## Work to complete
Nothing but the lines holding the string "Свойства" should appear in the answer. Copy them from the entries.

----------

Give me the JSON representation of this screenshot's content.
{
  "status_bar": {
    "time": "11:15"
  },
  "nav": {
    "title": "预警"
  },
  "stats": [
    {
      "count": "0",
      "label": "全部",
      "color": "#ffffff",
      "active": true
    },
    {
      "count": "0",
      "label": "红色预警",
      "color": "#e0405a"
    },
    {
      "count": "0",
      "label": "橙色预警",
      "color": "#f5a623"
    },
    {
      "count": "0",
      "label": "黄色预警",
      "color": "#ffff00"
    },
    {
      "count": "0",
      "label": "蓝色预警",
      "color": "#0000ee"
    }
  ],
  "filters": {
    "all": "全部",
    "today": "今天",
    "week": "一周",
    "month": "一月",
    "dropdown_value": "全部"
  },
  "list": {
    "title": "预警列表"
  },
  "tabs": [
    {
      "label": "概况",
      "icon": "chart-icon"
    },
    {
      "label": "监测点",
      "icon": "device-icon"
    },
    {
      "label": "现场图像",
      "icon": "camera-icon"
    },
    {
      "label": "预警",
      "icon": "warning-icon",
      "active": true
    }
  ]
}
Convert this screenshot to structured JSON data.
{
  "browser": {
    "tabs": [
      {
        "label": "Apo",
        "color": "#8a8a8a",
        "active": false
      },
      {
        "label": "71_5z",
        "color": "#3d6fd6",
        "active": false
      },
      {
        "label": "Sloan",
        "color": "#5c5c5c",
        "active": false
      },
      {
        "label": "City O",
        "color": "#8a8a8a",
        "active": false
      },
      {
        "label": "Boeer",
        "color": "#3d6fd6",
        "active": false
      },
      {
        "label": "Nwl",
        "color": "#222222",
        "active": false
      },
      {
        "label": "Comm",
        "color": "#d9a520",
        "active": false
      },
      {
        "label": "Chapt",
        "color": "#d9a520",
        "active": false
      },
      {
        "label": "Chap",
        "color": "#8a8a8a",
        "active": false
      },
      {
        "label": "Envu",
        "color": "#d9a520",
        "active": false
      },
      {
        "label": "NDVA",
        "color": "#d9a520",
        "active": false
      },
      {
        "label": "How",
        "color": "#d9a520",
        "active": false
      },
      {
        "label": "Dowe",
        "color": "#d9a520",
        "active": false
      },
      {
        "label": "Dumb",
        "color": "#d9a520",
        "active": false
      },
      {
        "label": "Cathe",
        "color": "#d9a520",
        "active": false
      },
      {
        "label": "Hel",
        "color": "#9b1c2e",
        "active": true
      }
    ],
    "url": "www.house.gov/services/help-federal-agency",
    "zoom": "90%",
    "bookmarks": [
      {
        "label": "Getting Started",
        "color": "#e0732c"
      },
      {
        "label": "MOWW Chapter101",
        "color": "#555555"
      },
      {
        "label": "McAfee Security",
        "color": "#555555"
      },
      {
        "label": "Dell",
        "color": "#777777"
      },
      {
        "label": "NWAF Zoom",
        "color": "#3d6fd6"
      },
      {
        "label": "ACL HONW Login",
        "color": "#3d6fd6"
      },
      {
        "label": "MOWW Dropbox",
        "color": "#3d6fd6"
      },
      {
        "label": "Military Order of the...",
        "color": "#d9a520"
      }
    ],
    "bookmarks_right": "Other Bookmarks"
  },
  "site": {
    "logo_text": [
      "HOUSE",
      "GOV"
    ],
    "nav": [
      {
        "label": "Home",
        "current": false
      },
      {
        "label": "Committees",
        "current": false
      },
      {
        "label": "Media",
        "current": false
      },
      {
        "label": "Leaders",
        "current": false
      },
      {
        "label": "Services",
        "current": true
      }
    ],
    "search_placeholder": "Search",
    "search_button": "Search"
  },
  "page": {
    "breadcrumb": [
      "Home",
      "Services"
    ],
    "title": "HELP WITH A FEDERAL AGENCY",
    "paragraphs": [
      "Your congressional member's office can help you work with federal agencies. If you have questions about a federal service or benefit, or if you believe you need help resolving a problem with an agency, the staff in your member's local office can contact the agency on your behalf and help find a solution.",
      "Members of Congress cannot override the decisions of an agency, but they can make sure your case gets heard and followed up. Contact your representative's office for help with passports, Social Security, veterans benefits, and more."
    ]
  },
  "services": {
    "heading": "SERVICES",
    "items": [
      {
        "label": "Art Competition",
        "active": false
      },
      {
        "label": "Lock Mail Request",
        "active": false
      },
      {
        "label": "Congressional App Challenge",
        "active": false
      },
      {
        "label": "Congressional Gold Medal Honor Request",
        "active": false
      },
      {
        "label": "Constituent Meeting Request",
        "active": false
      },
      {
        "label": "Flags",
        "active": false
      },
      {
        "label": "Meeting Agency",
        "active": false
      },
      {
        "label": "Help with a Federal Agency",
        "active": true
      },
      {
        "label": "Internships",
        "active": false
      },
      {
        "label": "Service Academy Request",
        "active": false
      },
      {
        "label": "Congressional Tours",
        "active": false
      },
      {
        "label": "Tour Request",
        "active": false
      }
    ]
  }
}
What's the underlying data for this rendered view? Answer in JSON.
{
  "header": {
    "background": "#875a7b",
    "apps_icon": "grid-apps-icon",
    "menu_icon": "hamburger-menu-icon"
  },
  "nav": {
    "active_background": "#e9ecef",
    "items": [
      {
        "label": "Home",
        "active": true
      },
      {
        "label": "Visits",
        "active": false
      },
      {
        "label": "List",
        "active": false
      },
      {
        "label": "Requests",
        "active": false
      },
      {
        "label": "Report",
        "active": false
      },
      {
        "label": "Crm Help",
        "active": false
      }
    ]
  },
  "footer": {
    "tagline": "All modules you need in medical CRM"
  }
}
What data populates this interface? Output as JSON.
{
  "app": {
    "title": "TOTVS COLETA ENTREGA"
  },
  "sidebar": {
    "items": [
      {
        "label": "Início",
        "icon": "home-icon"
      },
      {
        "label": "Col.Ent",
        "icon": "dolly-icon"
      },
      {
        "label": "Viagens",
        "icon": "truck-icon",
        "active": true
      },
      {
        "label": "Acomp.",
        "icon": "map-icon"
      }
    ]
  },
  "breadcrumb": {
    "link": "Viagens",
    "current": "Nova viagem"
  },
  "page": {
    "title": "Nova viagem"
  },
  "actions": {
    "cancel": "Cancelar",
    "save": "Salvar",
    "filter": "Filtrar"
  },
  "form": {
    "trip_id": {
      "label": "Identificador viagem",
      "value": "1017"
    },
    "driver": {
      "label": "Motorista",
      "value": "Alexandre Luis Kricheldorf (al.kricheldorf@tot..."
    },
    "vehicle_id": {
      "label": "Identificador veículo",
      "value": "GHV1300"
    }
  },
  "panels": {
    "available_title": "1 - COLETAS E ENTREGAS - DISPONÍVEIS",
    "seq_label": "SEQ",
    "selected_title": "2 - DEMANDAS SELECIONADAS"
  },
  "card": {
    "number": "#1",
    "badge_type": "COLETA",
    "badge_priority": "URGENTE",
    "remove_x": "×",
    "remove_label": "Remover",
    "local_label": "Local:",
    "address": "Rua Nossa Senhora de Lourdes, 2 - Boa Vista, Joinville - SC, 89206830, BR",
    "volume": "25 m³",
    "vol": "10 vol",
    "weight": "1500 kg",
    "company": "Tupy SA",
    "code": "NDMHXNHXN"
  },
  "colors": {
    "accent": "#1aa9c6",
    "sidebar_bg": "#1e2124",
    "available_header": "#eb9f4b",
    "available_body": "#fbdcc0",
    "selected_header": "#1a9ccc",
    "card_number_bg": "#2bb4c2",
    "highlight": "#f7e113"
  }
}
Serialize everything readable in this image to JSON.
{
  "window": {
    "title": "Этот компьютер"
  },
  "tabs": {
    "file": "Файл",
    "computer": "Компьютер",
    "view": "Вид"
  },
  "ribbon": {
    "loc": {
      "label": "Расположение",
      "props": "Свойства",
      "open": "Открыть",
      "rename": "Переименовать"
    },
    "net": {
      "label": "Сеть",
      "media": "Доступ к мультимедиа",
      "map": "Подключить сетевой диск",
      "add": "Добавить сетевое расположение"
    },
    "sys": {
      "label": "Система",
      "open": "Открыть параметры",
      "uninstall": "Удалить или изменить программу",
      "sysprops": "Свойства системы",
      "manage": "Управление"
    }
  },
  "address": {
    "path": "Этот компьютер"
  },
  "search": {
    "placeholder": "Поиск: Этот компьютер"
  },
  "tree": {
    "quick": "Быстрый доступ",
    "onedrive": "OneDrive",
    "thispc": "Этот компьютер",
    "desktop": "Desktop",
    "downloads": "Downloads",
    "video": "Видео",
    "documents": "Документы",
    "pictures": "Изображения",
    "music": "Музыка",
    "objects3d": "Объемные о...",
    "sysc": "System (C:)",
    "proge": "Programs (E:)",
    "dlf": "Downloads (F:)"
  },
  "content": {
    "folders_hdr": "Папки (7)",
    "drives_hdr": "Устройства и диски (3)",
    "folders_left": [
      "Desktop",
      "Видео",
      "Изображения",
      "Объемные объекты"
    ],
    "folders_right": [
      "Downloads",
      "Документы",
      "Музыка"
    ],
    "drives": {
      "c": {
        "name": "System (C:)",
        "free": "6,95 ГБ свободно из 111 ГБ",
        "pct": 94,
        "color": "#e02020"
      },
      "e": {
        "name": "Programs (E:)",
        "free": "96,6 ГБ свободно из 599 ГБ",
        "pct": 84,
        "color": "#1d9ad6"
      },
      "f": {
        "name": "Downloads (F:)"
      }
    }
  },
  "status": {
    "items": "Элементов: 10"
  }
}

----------

## Solved exercise
      "props": "Свойства",
      "sysprops": "Свойства системы",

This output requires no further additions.